> _Task directions_
Looking through the material below, say how many lines contain the string "money" and add nothing more.
*** Begin section ***
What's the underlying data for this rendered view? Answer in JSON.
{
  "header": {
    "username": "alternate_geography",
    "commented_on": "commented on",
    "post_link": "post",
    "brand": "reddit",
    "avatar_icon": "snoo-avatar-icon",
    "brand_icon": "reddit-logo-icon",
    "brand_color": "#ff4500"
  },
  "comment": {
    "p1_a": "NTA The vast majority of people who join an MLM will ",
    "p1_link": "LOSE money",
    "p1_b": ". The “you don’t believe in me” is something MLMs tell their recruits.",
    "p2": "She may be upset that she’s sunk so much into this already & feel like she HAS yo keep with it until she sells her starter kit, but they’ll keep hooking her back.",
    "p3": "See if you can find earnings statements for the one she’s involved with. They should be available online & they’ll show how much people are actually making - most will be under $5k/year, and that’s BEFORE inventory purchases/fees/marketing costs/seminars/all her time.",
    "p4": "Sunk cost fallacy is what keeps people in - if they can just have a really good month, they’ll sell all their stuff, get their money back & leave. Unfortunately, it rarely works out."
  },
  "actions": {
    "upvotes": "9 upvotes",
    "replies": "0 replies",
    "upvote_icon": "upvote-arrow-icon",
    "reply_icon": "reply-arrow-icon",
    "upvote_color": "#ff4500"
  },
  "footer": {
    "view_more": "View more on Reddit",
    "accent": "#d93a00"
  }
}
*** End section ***
> _Solution for this task_
2